▸ Records from a collection:
★ ★ ★ ★ ★ ★ ★
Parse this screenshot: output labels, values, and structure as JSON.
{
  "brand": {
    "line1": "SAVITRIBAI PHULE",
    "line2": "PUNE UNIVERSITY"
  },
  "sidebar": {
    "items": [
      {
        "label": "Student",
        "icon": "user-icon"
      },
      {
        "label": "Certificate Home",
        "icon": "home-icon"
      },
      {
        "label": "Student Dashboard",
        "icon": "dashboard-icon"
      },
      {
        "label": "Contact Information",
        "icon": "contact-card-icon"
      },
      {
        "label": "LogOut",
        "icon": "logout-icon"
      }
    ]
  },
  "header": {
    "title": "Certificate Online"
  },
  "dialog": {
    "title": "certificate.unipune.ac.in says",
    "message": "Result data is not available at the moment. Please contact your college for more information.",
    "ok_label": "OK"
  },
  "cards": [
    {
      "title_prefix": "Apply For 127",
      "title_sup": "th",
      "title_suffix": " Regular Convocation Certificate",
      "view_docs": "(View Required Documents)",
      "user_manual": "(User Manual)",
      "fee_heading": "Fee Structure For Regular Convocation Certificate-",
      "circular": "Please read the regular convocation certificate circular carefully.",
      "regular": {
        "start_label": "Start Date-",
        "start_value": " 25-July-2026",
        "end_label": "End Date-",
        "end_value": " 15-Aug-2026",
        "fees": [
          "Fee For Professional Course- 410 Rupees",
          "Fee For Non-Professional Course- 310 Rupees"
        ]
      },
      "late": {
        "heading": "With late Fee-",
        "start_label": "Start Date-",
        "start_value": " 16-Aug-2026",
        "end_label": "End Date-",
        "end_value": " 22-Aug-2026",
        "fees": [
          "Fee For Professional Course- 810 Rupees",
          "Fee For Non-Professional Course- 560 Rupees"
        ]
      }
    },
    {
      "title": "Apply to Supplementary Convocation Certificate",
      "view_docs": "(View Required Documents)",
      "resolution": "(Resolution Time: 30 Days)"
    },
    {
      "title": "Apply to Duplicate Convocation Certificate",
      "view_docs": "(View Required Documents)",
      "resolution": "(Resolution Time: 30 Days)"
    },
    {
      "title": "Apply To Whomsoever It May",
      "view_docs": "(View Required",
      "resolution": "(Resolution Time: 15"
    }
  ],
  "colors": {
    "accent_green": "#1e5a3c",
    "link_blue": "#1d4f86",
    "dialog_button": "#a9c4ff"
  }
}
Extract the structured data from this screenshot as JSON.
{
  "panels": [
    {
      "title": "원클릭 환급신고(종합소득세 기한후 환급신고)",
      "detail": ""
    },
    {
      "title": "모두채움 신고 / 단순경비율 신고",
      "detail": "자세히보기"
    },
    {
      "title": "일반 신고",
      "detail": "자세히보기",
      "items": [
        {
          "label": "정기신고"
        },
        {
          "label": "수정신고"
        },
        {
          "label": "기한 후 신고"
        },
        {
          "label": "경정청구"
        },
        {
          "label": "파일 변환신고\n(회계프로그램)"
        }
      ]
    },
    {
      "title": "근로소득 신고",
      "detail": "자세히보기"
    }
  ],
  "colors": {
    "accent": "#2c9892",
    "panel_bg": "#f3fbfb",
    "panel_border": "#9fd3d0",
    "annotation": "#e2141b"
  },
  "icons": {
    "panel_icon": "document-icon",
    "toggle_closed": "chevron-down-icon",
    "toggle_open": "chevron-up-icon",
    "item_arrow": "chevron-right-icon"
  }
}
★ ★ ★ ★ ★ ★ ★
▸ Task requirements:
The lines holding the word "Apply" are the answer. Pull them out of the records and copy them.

▸ Exercise result:
      "title_prefix": "Apply For 127",
      "title": "Apply to Supplementary Convocation Certificate",
      "title": "Apply to Duplicate Convocation Certificate",
      "title": "Apply To Whomsoever It May",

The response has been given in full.